Non-tagging users of others’ tags do none of that. They use the labels, categories, links, etc. that others have assigned. No matter whether they use others’ tag or others’ formal subject analysis they are using decontextualized language. I would argue, though, that use of tagging (by others) is more decontextualized than, say, LCSH.*
This seems to me to be two vastly different (overt, demonstrated) ways of using language. On what basis can we even begin to say that they are the same (“they’re still not librarians – they’ll use the lingo that most people understand”) language using community? Please. Can anyone actually support this contention?
Also. Many taggers are librarians. I have no idea what percentage of taggers are librarians, nor do I have any idea what percentage of librarians are taggers. But until someone who wants to make these assumptions that I am critiquing proves otherwise, I am going to assume that the percentage of librarians who tag is higher than that of taggers in the general population.
Some of us taggers are even catalogers. You know, those people who think in subject headings.
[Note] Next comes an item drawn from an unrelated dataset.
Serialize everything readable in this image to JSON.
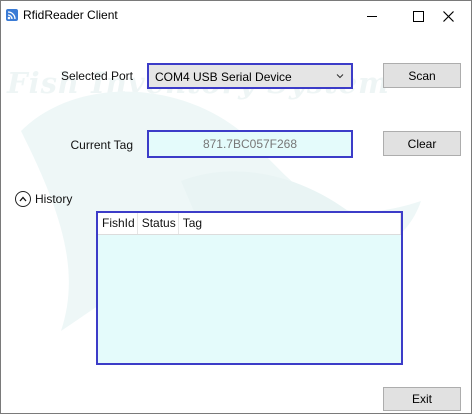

This seems to me to put those folks (me, for instance) in the same language using community as the taggers, but not that of the non-taggers. “Dang, what happened to my black and white divisions?,” you should be asking about now.
My point is not that there is nothing at all valid in these assumptions. There may well be, and probably is. But they are also highly flawed, and when they remain unstated and more importantly, unquestioned, they are dangerous. They blind us towards other ways of looking at the situation because we have already (unquestioningly) assumed that the situation is some way it may not, in fact, be. They are, to put it simply, simplistic.
The main point is that the world is not this simple. You cannot simply divide it into “us and them.” Language use, religious belief, sexual preference, whatever. Binary divisions rarely exist, except as unquestioned beliefs in individual minds.
- All librarians do not speak the same language.
- Nor are those languages always and completely different than that of users.
- I maintain that anyone making the assumption that taggers and non-tagging tag users are of the same language community while librarians are not is making a major mistake.
- People tag for lots of reasons. Some are personal, some are social. Pulling these apart will be hard, and often impossible.
- I am not arguing for a solipsistic view of language. I believe that we generally do manage to communicate. But whether you call them communities, sub-communities, jargons, argots, or whatever, we all belong to multiple language use communities.
So can we please stop with all the anecdotes and, in particular, those founded on faulty assumptions? A simple perusal of an article such as “Folksonomies: Tidying Up Tags?” by Marieke Guy and Emma Tonkin ought to persuade anyone that even considering the power users/taggers as a single, coherent language community is a non-starter.
Again, I’d like to thank Nicole and those she cited for helping me clarify my thinking.
* This is due to the fact that—with a little work—some context can be retrieved from working with a group of resources that have been assigned LCSH. Some tagging systems also allow for some retrieval of context with a bit of work, but many do not. This could change as our systems—both formal and informal—evolve. My point is simply that none of this is simple.